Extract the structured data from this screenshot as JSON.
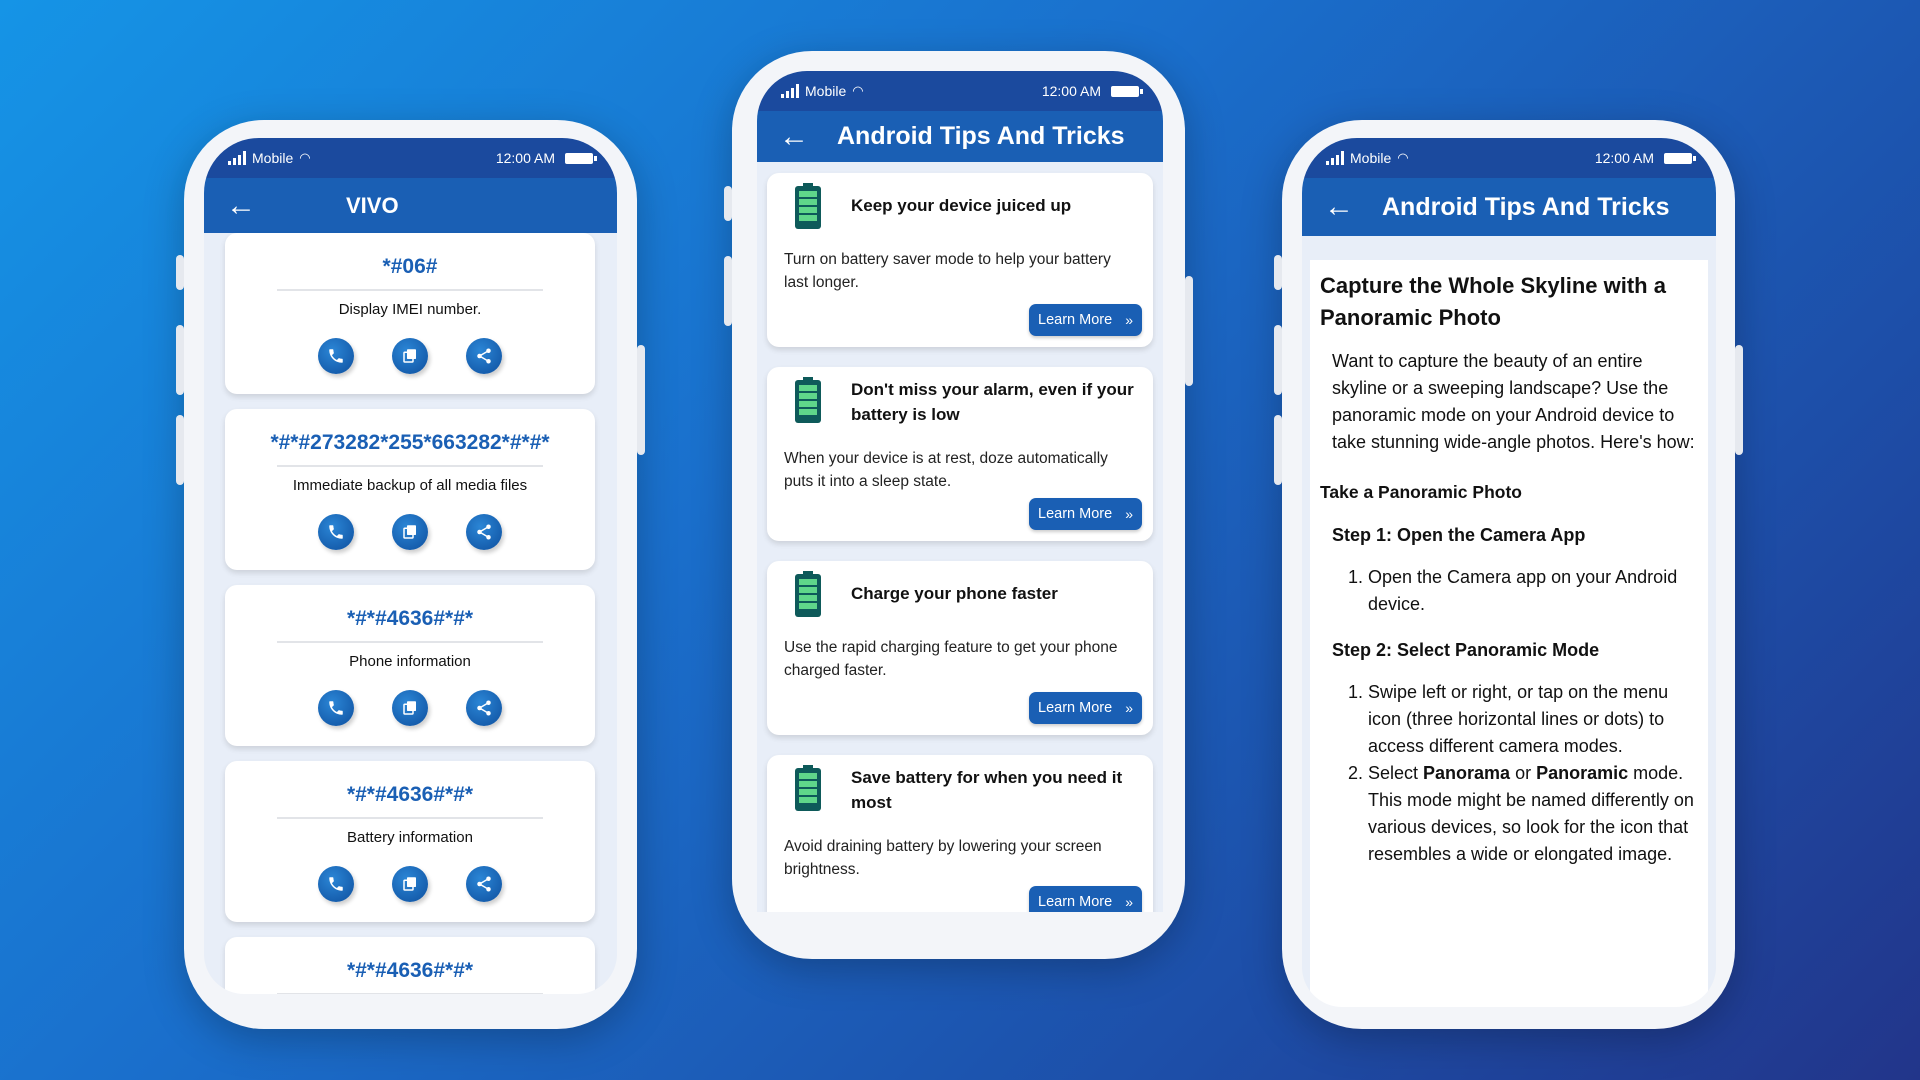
{
  "status": {
    "network": "Mobile",
    "time": "12:00 AM"
  },
  "left": {
    "title": "VIVO",
    "codes": [
      {
        "code": "*#06#",
        "desc": "Display IMEI number."
      },
      {
        "code": "*#*#273282*255*663282*#*#*",
        "desc": "Immediate backup of all media files"
      },
      {
        "code": "*#*#4636#*#*",
        "desc": "Phone information"
      },
      {
        "code": "*#*#4636#*#*",
        "desc": "Battery information"
      },
      {
        "code": "*#*#4636#*#*",
        "desc": ""
      }
    ]
  },
  "middle": {
    "title": "Android Tips And Tricks",
    "learn_more": "Learn More",
    "tips": [
      {
        "title": "Keep your device juiced up",
        "desc": "Turn on battery saver mode to help your battery last longer."
      },
      {
        "title": "Don't miss your alarm, even if your battery is low",
        "desc": "When your device is at rest, doze automatically puts it into a sleep state."
      },
      {
        "title": "Charge your phone faster",
        "desc": "Use the rapid charging feature to get your phone charged faster."
      },
      {
        "title": "Save battery for when you need it most",
        "desc": "Avoid draining battery by lowering your screen brightness."
      }
    ]
  },
  "right": {
    "title": "Android Tips And Tricks",
    "heading": "Capture the Whole Skyline with a Panoramic Photo",
    "intro": "Want to capture the beauty of an entire skyline or a sweeping landscape? Use the panoramic mode on your Android device to take stunning wide-angle photos. Here's how:",
    "section": "Take a Panoramic Photo",
    "step1": {
      "title": "Step 1: Open the Camera App",
      "items": [
        "Open the Camera app on your Android device."
      ]
    },
    "step2": {
      "title": "Step 2: Select Panoramic Mode",
      "item1": "Swipe left or right, or tap on the menu icon (three horizontal lines or dots) to access different camera modes.",
      "item2_pre": "Select ",
      "item2_b1": "Panorama",
      "item2_mid": " or ",
      "item2_b2": "Panoramic",
      "item2_post": " mode. This mode might be named differently on various devices, so look for the icon that resembles a wide or elongated image."
    }
  },
  "colors": {
    "header": "#1a5fb4",
    "status_bar": "#1b4a9e",
    "screen_bg": "#e8eef8",
    "battery_green": "#5fd68a",
    "battery_dark": "#0e5a5a"
  }
}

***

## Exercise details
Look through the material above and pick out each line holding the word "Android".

## Problem solution
    "title": "Android Tips And Tricks",
    "title": "Android Tips And Tricks",
    "intro": "Want to capture the beauty of an entire skyline or a sweeping landscape? Use the panoramic mode on your Android device to take stunning wide-angle photos. Here's how:",
        "Open the Camera app on your Android device."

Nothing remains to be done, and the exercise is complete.